START Data provided

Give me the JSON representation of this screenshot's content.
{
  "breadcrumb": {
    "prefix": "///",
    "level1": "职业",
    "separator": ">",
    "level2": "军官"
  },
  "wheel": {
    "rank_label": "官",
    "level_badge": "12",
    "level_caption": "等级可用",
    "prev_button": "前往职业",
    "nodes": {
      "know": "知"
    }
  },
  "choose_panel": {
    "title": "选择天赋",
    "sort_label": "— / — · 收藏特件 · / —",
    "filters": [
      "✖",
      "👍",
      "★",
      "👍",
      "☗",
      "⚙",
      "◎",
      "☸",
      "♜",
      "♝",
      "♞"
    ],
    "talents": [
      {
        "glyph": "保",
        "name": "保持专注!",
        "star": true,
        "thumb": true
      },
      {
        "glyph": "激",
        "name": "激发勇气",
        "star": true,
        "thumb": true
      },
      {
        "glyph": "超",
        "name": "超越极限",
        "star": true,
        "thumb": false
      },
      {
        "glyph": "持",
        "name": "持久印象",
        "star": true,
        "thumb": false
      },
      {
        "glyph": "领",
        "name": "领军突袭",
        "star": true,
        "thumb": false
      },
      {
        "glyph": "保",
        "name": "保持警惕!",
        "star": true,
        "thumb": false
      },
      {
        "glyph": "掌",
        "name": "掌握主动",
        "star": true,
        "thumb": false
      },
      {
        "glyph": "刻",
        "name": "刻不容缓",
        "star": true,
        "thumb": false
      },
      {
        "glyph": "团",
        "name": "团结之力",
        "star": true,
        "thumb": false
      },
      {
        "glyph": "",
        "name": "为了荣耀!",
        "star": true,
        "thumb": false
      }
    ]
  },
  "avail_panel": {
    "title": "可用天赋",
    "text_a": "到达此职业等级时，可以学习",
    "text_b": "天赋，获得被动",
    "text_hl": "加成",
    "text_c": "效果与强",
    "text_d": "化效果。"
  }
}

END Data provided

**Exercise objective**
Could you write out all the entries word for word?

**Reply**
Give me the JSON representation of this screenshot's content.
{
  "breadcrumb": {
    "prefix": "///",
    "level1": "职业",
    "separator": ">",
    "level2": "军官"
  },
  "wheel": {
    "rank_label": "官",
    "level_badge": "12",
    "level_caption": "等级可用",
    "prev_button": "前往职业",
    "nodes": {
      "know": "知"
    }
  },
  "choose_panel": {
    "title": "选择天赋",
    "sort_label": "— / — · 收藏特件 · / —",
    "filters": [
      "✖",
      "👍",
      "★",
      "👍",
      "☗",
      "⚙",
      "◎",
      "☸",
      "♜",
      "♝",
      "♞"
    ],
    "talents": [
      {
        "glyph": "保",
        "name": "保持专注!",
        "star": true,
        "thumb": true
      },
      {
        "glyph": "激",
        "name": "激发勇气",
        "star": true,
        "thumb": true
      },
      {
        "glyph": "超",
        "name": "超越极限",
        "star": true,
        "thumb": false
      },
      {
        "glyph": "持",
        "name": "持久印象",
        "star": true,
        "thumb": false
      },
      {
        "glyph": "领",
        "name": "领军突袭",
        "star": true,
        "thumb": false
      },
      {
        "glyph": "保",
        "name": "保持警惕!",
        "star": true,
        "thumb": false
      },
      {
        "glyph": "掌",
        "name": "掌握主动",
        "star": true,
        "thumb": false
      },
      {
        "glyph": "刻",
        "name": "刻不容缓",
        "star": true,
        "thumb": false
      },
      {
        "glyph": "团",
        "name": "团结之力",
        "star": true,
        "thumb": false
      },
      {
        "glyph": "",
        "name": "为了荣耀!",
        "star": true,
        "thumb": false
      }
    ]
  },
  "avail_panel": {
    "title": "可用天赋",
    "text_a": "到达此职业等级时，可以学习",
    "text_b": "天赋，获得被动",
    "text_hl": "加成",
    "text_c": "效果与强",
    "text_d": "化效果。"
  }
}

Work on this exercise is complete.